“THE KING’S SPEECH” TARGETED: SMEAR CAMPAIGN OR JUST THE HARD TRUTH?
On Friday, I received an email about the King George VI biopic “The King’s Speech,” the source of which (“an Academy member”), I must emphasize, I have not yet been able to confirm (though I am trying). Nevertheless, it hinges upon a point that was recently reported by a credibile journalist on the Web site of a credible publication — namely, Claude Brodesser-Akner, a veteran reporter, on the “Vulture” page of New York Magazine’s Web site on November 28 — and will inevitably be raised again, so, with that major caveat, I have decided to share it…
I’m an Academy member, and there are a LOT of us who won’t vote for “King’s Speech” for this reason, which was in New York Magazine:
“Seeing as Speech is Oscar bait in extremis, this blogger feels morally compelled to note that while the film largely glosses over the Nazi-sympathizing past of the tongue-tied monarch (Colin Firth) and deals with his relationship to an Aussie-born speech therapist (Geoffrey Rush), when it came to actively working to stymie Jews fleeing Hitler’s Germany, George actually communicated quite eloquently.”

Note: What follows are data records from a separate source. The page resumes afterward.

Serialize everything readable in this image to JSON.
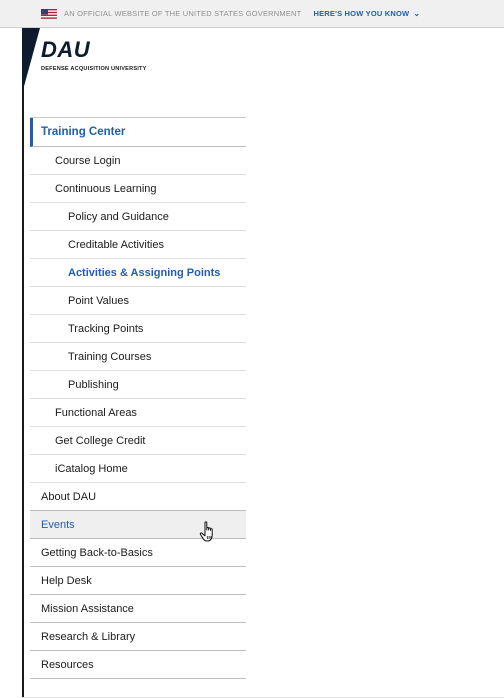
{
  "banner": {
    "official_text": "AN OFFICIAL WEBSITE OF THE UNITED STATES GOVERNMENT",
    "how_label": "HERE'S HOW YOU KNOW",
    "chevron": "⌄"
  },
  "logo": {
    "mark": "DAU",
    "subtitle": "DEFENSE ACQUISITION UNIVERSITY"
  },
  "nav": {
    "training_center": "Training Center",
    "course_login": "Course Login",
    "continuous_learning": "Continuous Learning",
    "policy_guidance": "Policy and Guidance",
    "creditable_activities": "Creditable Activities",
    "activities_points": "Activities & Assigning Points",
    "point_values": "Point Values",
    "tracking_points": "Tracking Points",
    "training_courses": "Training Courses",
    "publishing": "Publishing",
    "functional_areas": "Functional Areas",
    "college_credit": "Get College Credit",
    "icatalog_home": "iCatalog Home",
    "about_dau": "About DAU",
    "events": "Events",
    "back_to_basics": "Getting Back-to-Basics",
    "help_desk": "Help Desk",
    "mission_assistance": "Mission Assistance",
    "research_library": "Research & Library",
    "resources": "Resources"
  },
  "colors": {
    "accent": "#1f5fad",
    "banner_bg": "#f0f0f0",
    "hover_bg": "#efefef"
  },
  "icons": [
    "us-flag-icon",
    "chevron-down-icon",
    "hand-pointer-cursor-icon"
  ]
}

The story that the New York Magazine piece links to appeared in The Guardian in April 2002, in a piece by Ben Summerskill entitled “MPs Want Quick Release of Queen Mother’s Papers,” and includes the following reference to a document that was already in the public domain:
“In the spring of 1939 George VI instructed his private secretary to write to Foreign Secretary Lord Halifax. Having learnt that ‘a number of Jewish refugees from different countries were surreptitiously getting into Palestine’, the King was ‘glad to think that steps are being taken to prevent these people leaving their country of origin.’ Halifax’s office telegraphed Britain’s ambassador in Berlin asking him to encourage the German government ‘to check the unauthorised emigration’ of Jews.”

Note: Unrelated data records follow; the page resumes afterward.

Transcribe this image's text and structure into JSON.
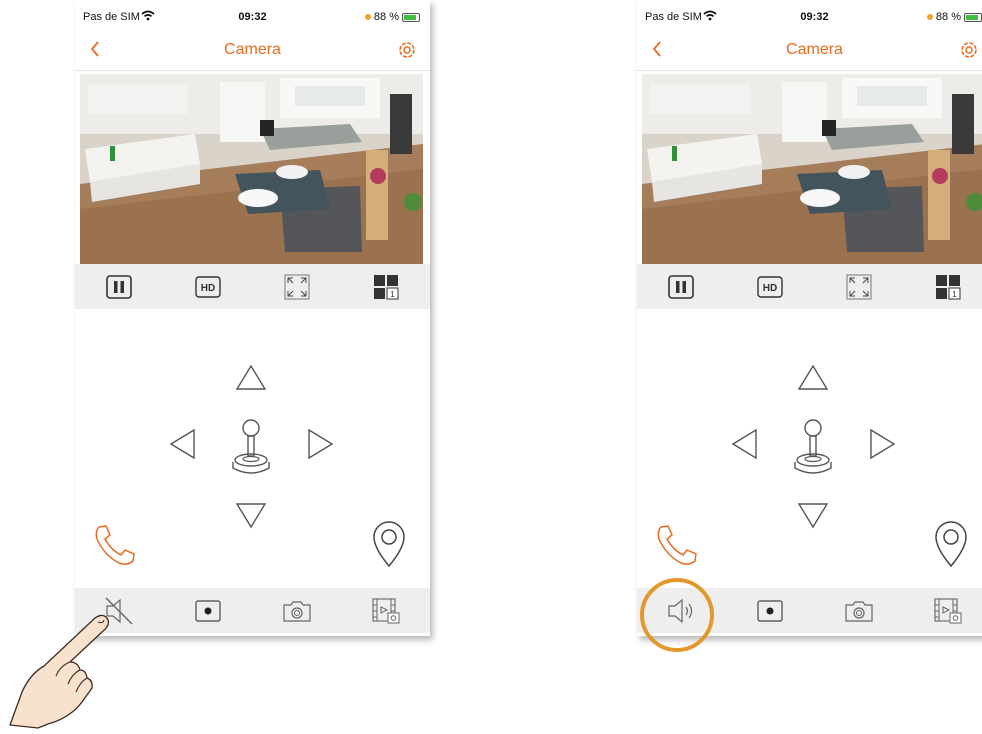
{
  "status": {
    "carrier": "Pas de SIM",
    "time": "09:32",
    "battery": "88 %"
  },
  "header": {
    "title": "Camera"
  },
  "colors": {
    "accent": "#ec6a1f",
    "highlight": "#e2982a",
    "toolbar_bg": "#eeeeee",
    "icon_gray": "#555555"
  },
  "controls": {
    "hd_label": "HD",
    "split_label": "1"
  },
  "icons": {
    "controls": [
      "pause-icon",
      "hd-icon",
      "fullscreen-icon",
      "split-view-icon"
    ],
    "ptz": [
      "arrow-up-icon",
      "arrow-left-icon",
      "joystick-icon",
      "arrow-right-icon",
      "arrow-down-icon"
    ],
    "bottom_left": [
      "speaker-muted-icon",
      "record-icon",
      "camera-icon",
      "gallery-icon"
    ],
    "bottom_right": [
      "speaker-icon",
      "record-icon",
      "camera-icon",
      "gallery-icon"
    ],
    "extra": [
      "phone-icon",
      "location-pin-icon",
      "settings-gear-icon",
      "back-chevron-icon"
    ]
  }
}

So, bottom line: Is the email that I received part of some sort of coordinated smear campaign that is being orchestrated by someone with a vested interest in stunting the awards propsects of “The King’s Speech,” or is it really from an Academy member who would like others to take note of documented facts about the film’s subject that are not reported in the film? I can’t say for certain, but I do know that it certainly calls to memory other curiously-timed whispers, especially those about John Nash, the real-life inspiration for “A Beautiful Mind” (2001), whose anti-Semitic comments from years earlier were mysteriously circulated during the run-up to Oscar voting.
There have been numerous other examples of stories like this over the years — that “The Hurricane” (1999) and “Saving Private Ryan” (1998) did not accurately reflect the real events that inspired them; that “The Hurt Locker” (2009) caricatured the work of EOD technicians; that the people credited for writing “Good Will Hunting” (1997) were not actually the people who wrote it; that the filmmakers of “Slumdog Millionaire” (2008) hadn’t provided fair financial compensation to the real Indian “slumdogs” featured in the film; etc. — some of which were more accurate, and more effective, than others.
Photo: Colin Firth in “The King’s Speech.” Credit: The Weinstein Company.